## Task goal
Retrieve every line of the data holding the word "icon".

## Material for this exercise
════════

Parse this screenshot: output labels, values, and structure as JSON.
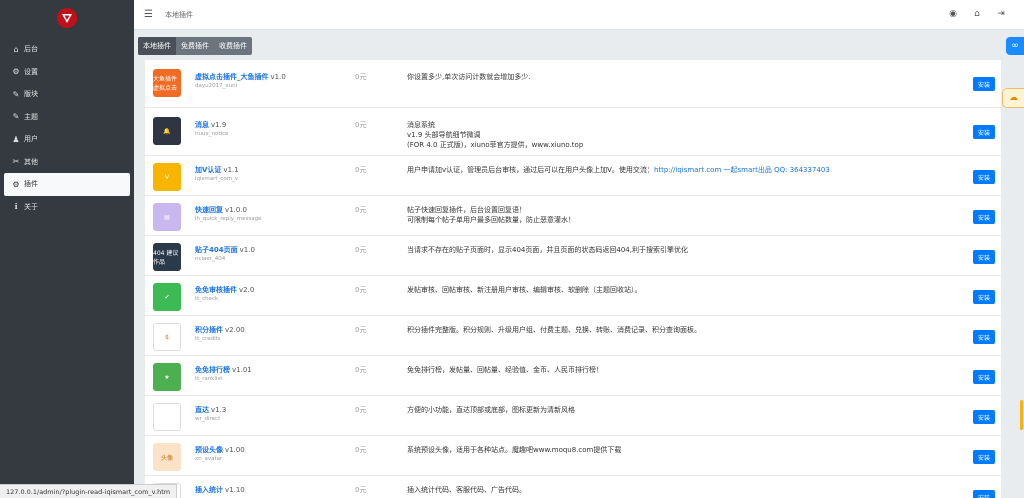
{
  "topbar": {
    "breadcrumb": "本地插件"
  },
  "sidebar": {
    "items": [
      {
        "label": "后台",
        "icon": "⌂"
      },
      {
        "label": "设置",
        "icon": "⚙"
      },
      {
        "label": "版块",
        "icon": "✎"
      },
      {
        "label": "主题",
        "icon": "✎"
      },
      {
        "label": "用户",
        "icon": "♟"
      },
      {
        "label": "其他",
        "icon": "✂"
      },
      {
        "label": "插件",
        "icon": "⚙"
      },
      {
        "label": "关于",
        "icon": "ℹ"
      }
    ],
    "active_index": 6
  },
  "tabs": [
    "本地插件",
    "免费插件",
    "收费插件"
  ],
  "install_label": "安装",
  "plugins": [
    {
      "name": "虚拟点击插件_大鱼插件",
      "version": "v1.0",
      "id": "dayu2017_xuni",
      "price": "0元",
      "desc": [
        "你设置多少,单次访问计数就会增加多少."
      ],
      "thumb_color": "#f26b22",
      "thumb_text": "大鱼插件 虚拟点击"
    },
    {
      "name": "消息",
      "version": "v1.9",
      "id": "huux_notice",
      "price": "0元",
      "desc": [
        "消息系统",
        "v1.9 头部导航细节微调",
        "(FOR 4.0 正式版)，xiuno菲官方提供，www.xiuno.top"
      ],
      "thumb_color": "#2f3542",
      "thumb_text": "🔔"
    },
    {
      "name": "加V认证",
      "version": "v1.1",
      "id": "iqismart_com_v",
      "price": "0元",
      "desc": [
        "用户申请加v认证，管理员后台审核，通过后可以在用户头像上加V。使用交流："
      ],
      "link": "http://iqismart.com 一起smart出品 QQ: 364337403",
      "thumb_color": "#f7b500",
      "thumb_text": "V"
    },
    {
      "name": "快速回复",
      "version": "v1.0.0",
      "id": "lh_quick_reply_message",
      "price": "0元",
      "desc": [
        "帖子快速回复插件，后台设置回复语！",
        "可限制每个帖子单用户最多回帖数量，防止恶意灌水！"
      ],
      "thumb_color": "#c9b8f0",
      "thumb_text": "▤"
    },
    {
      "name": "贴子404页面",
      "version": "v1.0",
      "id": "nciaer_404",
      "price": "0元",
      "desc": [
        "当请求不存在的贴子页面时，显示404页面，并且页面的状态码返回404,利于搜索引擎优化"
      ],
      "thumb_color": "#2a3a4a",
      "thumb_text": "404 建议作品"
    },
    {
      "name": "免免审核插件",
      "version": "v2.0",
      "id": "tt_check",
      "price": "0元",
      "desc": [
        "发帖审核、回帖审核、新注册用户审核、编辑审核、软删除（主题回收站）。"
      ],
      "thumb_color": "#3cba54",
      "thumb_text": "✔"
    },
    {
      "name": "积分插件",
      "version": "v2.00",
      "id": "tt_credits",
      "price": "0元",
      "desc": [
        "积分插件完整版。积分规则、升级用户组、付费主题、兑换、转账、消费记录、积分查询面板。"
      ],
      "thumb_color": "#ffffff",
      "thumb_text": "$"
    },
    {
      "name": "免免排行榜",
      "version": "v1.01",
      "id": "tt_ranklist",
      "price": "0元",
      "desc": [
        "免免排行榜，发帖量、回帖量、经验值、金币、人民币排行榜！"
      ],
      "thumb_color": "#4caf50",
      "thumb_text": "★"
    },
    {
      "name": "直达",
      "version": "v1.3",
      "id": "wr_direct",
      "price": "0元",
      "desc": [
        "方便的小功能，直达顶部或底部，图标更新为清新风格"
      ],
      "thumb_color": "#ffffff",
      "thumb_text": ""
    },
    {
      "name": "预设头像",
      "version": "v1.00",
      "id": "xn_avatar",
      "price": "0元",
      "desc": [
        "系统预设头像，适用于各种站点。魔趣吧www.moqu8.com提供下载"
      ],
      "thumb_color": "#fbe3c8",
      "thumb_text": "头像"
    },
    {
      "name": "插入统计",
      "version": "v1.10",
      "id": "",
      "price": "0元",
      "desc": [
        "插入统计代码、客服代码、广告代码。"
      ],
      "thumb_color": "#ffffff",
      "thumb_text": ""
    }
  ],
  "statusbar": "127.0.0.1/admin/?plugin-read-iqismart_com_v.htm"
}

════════

## Task answer
        "icon": "⌂"
        "icon": "⚙"
        "icon": "✎"
        "icon": "✎"
        "icon": "♟"
        "icon": "✂"
        "icon": "⚙"
        "icon": "ℹ"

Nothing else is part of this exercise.